Leaving the images out, output each entry below exactly.

'''

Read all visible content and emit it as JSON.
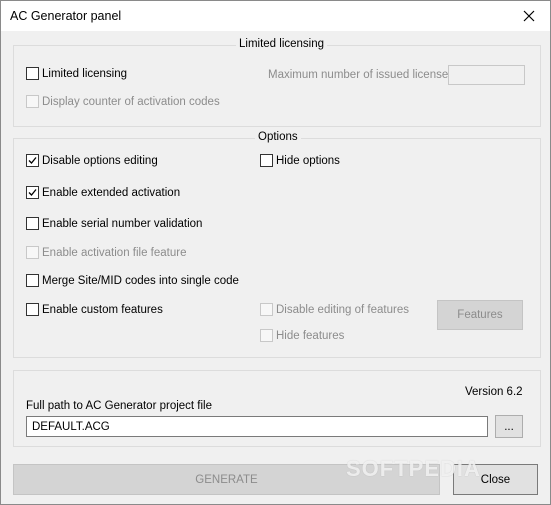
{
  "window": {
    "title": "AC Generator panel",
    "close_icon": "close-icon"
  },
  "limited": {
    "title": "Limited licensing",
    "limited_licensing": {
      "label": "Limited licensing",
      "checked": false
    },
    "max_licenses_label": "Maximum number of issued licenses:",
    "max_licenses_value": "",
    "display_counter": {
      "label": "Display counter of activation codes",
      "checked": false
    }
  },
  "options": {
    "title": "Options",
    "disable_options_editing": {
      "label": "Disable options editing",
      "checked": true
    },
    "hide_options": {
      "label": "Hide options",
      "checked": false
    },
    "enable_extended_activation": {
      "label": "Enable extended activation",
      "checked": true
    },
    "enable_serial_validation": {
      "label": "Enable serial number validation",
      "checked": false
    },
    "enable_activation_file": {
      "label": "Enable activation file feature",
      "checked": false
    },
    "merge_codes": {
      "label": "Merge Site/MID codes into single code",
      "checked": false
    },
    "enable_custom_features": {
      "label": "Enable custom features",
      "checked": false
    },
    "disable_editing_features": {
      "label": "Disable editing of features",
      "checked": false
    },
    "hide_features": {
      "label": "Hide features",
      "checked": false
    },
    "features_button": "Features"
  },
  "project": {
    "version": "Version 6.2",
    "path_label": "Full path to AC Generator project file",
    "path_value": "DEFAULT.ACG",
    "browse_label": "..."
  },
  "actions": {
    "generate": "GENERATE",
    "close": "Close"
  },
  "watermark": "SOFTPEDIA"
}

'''

» REPLY TO THE EXERCISE:
Read all visible content and emit it as JSON.
{
  "window": {
    "title": "AC Generator panel",
    "close_icon": "close-icon"
  },
  "limited": {
    "title": "Limited licensing",
    "limited_licensing": {
      "label": "Limited licensing",
      "checked": false
    },
    "max_licenses_label": "Maximum number of issued licenses:",
    "max_licenses_value": "",
    "display_counter": {
      "label": "Display counter of activation codes",
      "checked": false
    }
  },
  "options": {
    "title": "Options",
    "disable_options_editing": {
      "label": "Disable options editing",
      "checked": true
    },
    "hide_options": {
      "label": "Hide options",
      "checked": false
    },
    "enable_extended_activation": {
      "label": "Enable extended activation",
      "checked": true
    },
    "enable_serial_validation": {
      "label": "Enable serial number validation",
      "checked": false
    },
    "enable_activation_file": {
      "label": "Enable activation file feature",
      "checked": false
    },
    "merge_codes": {
      "label": "Merge Site/MID codes into single code",
      "checked": false
    },
    "enable_custom_features": {
      "label": "Enable custom features",
      "checked": false
    },
    "disable_editing_features": {
      "label": "Disable editing of features",
      "checked": false
    },
    "hide_features": {
      "label": "Hide features",
      "checked": false
    },
    "features_button": "Features"
  },
  "project": {
    "version": "Version 6.2",
    "path_label": "Full path to AC Generator project file",
    "path_value": "DEFAULT.ACG",
    "browse_label": "..."
  },
  "actions": {
    "generate": "GENERATE",
    "close": "Close"
  },
  "watermark": "SOFTPEDIA"
}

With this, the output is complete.